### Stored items
"""
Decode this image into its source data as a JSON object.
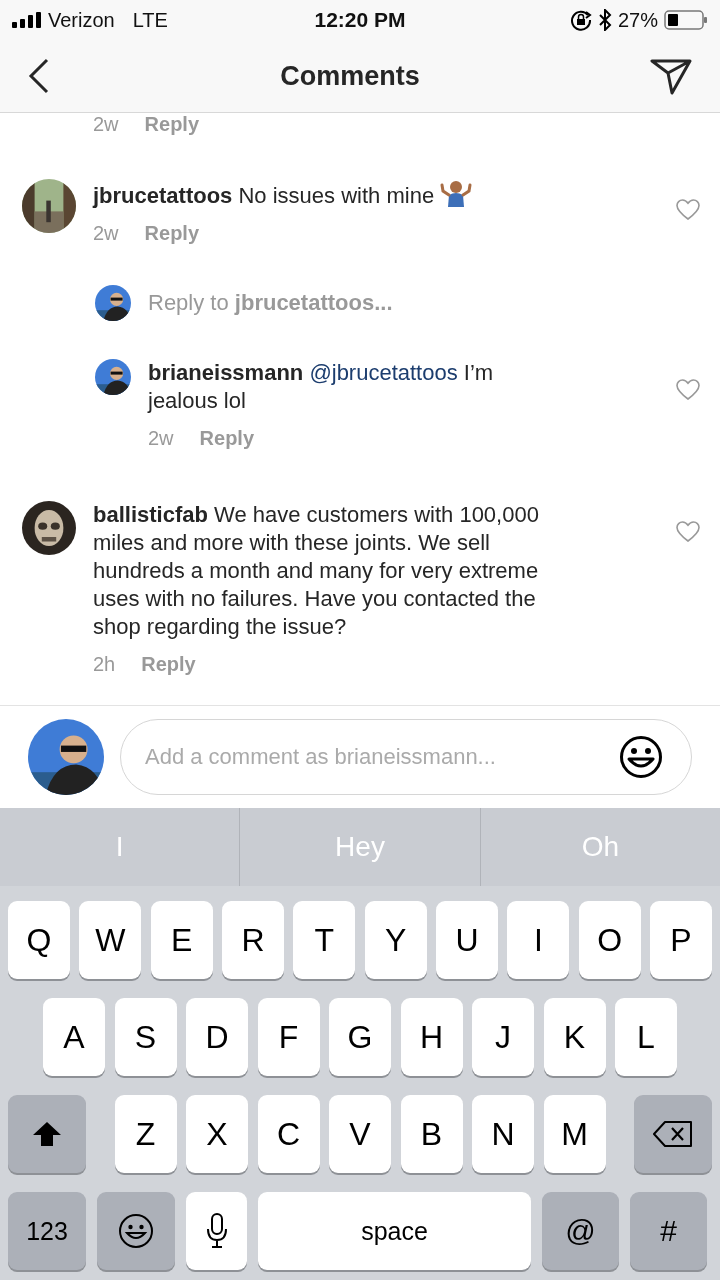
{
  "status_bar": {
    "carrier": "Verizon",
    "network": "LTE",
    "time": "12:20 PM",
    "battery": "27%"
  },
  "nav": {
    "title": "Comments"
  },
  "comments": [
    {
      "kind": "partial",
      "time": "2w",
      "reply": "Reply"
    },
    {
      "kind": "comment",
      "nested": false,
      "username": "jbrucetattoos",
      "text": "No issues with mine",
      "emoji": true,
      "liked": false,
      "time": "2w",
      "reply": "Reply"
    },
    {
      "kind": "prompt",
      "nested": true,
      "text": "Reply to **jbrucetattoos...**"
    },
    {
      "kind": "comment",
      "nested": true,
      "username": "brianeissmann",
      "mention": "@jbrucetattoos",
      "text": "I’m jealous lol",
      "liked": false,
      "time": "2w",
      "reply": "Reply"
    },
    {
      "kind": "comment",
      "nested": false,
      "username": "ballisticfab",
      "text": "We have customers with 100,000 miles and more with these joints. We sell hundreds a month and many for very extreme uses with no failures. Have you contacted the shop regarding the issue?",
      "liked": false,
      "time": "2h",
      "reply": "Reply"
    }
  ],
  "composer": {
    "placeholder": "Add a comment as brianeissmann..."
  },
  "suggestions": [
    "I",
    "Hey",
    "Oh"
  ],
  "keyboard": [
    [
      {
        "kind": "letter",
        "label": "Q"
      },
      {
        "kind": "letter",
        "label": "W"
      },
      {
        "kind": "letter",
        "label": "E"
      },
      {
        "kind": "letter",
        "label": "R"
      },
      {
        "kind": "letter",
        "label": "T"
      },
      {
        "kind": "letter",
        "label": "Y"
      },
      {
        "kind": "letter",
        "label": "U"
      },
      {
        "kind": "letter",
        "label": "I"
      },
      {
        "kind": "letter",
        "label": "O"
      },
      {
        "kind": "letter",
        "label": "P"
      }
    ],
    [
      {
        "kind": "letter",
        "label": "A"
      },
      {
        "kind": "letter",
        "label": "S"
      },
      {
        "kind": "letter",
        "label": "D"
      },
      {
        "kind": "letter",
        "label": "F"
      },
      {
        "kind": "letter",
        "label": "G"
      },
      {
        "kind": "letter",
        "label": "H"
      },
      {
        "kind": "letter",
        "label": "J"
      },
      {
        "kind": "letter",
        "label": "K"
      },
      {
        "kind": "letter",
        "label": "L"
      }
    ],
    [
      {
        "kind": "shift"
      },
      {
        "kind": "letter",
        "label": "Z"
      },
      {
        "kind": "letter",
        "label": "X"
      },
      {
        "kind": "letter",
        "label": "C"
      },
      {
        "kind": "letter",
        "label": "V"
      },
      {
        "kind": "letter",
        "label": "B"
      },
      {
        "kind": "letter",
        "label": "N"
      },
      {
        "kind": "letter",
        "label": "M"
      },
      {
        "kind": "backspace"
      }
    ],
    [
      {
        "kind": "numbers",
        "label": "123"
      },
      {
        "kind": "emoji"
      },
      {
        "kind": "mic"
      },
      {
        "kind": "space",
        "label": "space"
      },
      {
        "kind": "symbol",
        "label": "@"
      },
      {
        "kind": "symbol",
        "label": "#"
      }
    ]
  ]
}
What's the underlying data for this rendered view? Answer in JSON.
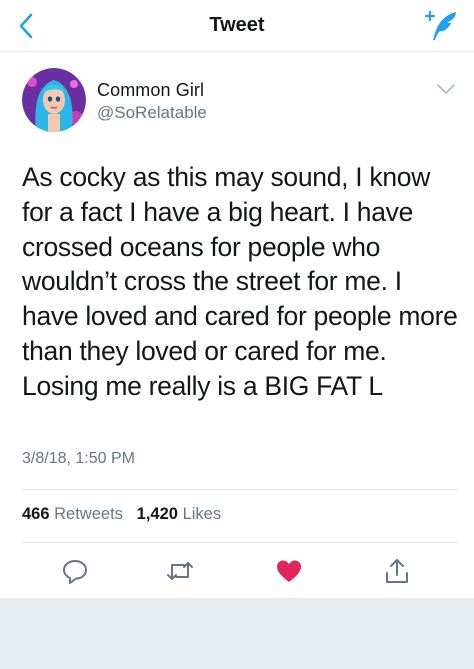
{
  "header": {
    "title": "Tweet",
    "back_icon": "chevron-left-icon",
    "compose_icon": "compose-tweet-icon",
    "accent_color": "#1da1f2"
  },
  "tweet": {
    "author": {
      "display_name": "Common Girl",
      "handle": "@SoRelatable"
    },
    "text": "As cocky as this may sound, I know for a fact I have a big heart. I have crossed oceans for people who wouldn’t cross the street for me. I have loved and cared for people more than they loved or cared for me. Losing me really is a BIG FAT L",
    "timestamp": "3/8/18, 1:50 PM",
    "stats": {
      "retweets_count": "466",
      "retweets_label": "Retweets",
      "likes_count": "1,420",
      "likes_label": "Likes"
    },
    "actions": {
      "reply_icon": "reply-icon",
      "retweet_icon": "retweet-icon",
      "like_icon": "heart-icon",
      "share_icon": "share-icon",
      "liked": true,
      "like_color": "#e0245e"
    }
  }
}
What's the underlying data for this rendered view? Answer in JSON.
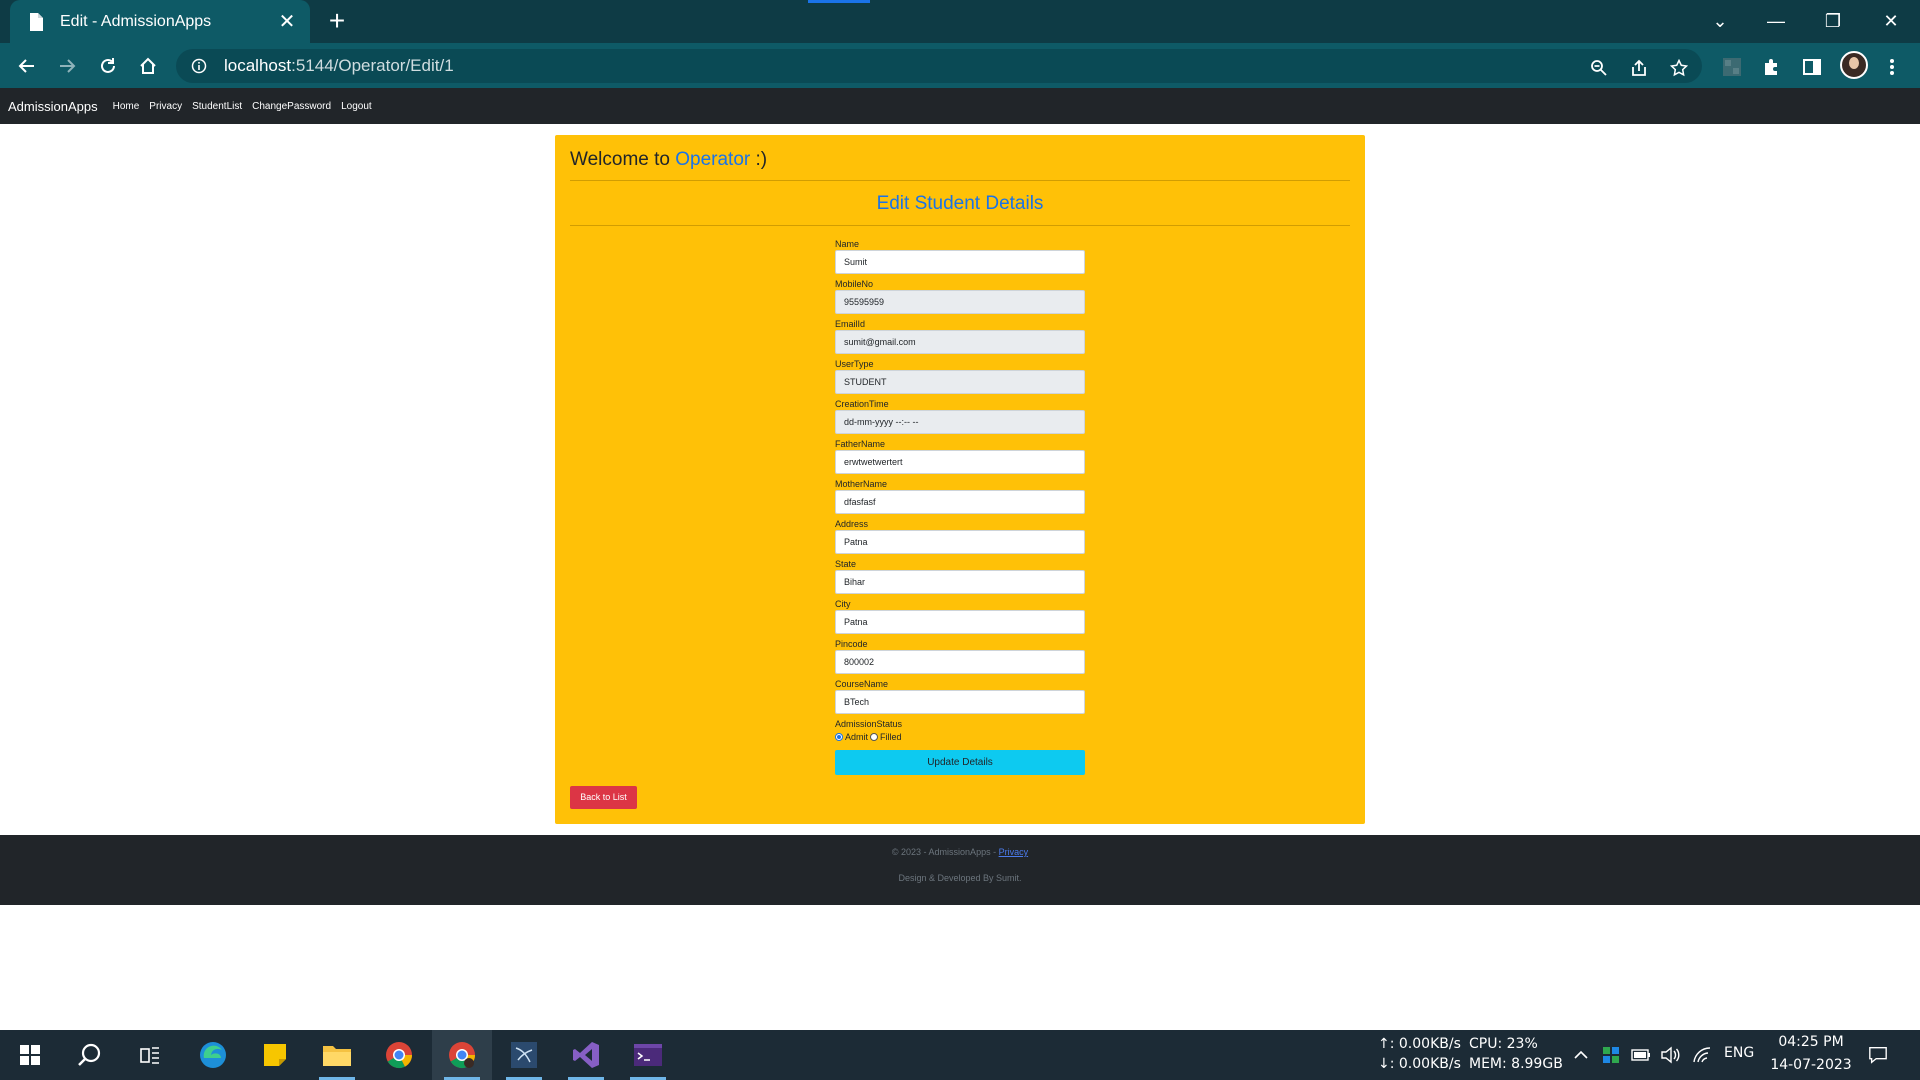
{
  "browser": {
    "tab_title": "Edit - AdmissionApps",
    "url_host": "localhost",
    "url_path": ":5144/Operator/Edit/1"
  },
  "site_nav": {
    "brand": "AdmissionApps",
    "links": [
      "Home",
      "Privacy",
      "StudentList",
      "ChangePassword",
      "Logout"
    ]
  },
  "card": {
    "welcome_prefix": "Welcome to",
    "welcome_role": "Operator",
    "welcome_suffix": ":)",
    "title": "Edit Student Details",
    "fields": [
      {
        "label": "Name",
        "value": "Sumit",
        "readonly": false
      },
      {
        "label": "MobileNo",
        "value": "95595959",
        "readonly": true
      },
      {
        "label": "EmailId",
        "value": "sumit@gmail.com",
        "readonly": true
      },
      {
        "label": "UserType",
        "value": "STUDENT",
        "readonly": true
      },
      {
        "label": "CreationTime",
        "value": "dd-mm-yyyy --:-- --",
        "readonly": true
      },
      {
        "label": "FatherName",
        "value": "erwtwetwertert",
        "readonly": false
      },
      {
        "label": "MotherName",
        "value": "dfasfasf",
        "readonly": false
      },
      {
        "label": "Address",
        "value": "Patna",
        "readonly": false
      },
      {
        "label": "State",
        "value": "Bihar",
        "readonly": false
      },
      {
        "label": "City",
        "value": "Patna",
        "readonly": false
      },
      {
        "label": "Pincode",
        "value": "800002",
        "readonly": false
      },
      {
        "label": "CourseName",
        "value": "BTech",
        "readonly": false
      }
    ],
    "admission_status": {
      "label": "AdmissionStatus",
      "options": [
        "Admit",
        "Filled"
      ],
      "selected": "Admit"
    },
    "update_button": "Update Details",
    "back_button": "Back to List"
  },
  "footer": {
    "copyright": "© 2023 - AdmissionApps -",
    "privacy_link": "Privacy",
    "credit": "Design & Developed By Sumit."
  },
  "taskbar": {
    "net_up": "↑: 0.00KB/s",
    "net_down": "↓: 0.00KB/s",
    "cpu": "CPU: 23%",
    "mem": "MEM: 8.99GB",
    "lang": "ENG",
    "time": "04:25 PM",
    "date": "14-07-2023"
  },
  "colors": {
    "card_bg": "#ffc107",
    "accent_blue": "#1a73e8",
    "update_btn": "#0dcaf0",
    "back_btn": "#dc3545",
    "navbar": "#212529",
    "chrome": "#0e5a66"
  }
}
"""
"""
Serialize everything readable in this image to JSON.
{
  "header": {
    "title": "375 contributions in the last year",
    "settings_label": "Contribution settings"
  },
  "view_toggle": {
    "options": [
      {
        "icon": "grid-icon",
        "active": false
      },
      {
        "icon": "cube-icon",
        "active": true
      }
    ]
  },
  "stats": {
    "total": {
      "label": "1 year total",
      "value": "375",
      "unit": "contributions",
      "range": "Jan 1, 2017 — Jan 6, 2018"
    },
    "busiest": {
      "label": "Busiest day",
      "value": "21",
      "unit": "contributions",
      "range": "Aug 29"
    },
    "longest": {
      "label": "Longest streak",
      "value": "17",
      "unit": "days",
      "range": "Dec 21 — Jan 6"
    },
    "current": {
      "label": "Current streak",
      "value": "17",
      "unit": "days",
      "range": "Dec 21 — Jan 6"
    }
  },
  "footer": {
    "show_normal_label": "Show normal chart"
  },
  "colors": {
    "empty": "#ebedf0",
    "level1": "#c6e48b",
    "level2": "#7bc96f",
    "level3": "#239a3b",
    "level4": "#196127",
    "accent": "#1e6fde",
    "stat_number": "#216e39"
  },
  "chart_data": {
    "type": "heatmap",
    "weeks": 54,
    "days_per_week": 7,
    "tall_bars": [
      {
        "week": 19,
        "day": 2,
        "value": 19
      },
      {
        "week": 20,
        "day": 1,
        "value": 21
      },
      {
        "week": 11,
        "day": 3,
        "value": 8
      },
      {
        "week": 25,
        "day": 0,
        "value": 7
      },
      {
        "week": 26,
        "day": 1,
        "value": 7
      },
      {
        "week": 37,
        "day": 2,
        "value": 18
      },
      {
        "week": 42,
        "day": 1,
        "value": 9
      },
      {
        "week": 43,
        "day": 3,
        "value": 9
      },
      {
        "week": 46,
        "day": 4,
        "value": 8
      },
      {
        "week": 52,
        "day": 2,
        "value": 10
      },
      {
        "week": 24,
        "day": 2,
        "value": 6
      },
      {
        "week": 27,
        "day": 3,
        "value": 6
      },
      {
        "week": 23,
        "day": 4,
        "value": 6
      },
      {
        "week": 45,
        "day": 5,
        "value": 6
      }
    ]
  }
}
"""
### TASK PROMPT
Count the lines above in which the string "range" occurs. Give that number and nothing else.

### EXERCISE ANSWER
4